Directed by Branko Baletić, Balkan Express features an array of excellent comedic performances from a superb Yugo-cast. Dragan Nikolić, here at the pinnacle of his dashing, rapscallion star-power leads the way, but he’s ably supported by Bora Todorović and Tanja Bošović.
Set mostly in the undulating plains and endless vistas of northern Yugoslavia, Balkan Express centres itself around some recurring themes of Yugoslav cinema – its lovable rogues becoming heroes of the resistance more by accident rather than pure communist ideological fervour would be repeated in Emir Kusturica’s Underground, and its willingness to poke fun at even the darkest aspects of Yugoslavian history is a recurring happenstance across many Yugoslav films; the biggest laugh in Balkan Express coming in its most downbeat, depressing scene.
6. Balkan Spy (1984)
Even in a comparitively liberal communist state, surveillance by secret police was still a daily occurrence for most Yugoslavs. Although the UDBA would never acheive the notoriety of some of its fellow organisations like the Stasi, it was still a dangerous toy to play with for any potentially dissident civilian.

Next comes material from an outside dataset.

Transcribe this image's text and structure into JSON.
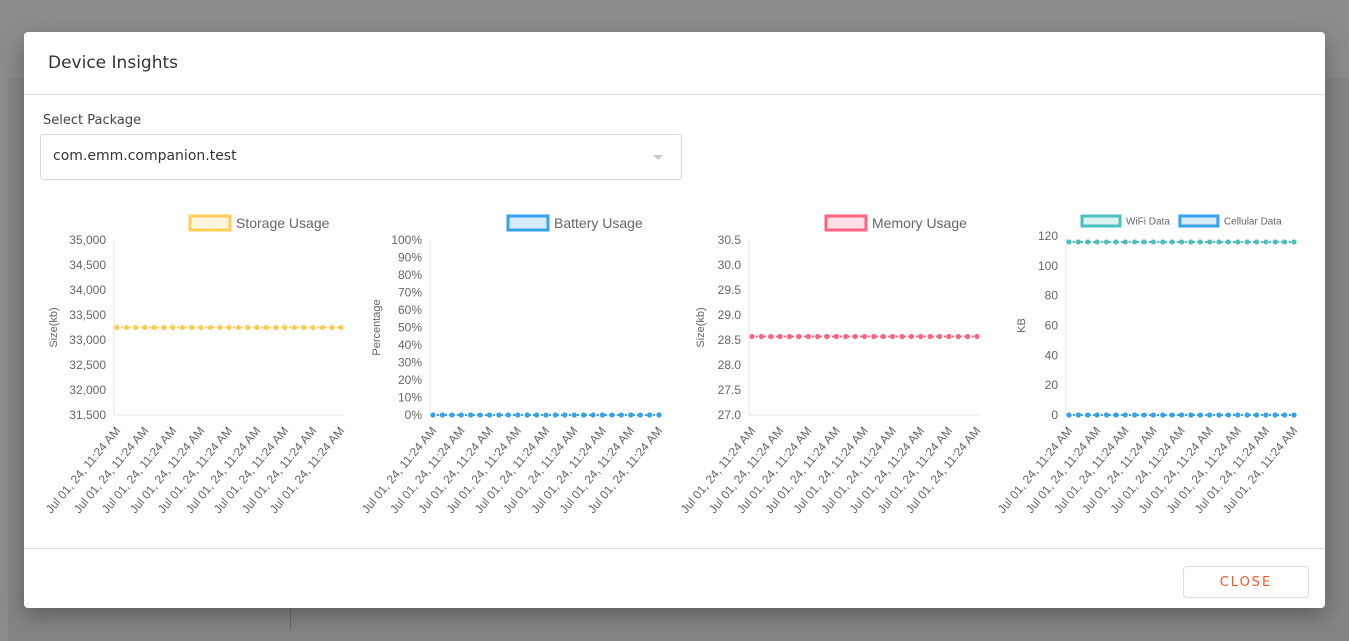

Enter Balkan Spy, directed Bota Nikolić and Dušan Kovacević in his first directorial role, a hilarious spoof of the paranoia inculculated by state security.
A former dissident, Ilija (Danilo Stojković) becomes fearful that his new tenant, Petar (Bora Todorovic), just back from Paris with plans to open a tailor shop in Belgrade, is actually a foreign spy, and sets about conducting his own spying operations on the man so as not to fall afoul of the UDBA should his tenant be caught conspiring.
Satirising and poking great fun at secret police tactics as well the paranoia inculculated by communism, Balkan Spy was a great success at the time of its release, and is still relevant today; recent research has suggested that freedom of speech and media in the Balkans today is even lower than it was in the mid-90s when the war was at its peak, and the current government in Serbia led by Aleksander Vucić for example, is not above sending thugs to break up opposition meetings.
The film’s enduring appeal is also helped by Stojković’s, one of Yugoslavia’s most recognisable actors, whose small pudgy stature and paternalistic eyes made him ideal for playing fussy, pedantic bores who would tire other people out with their neuroses and finickiness.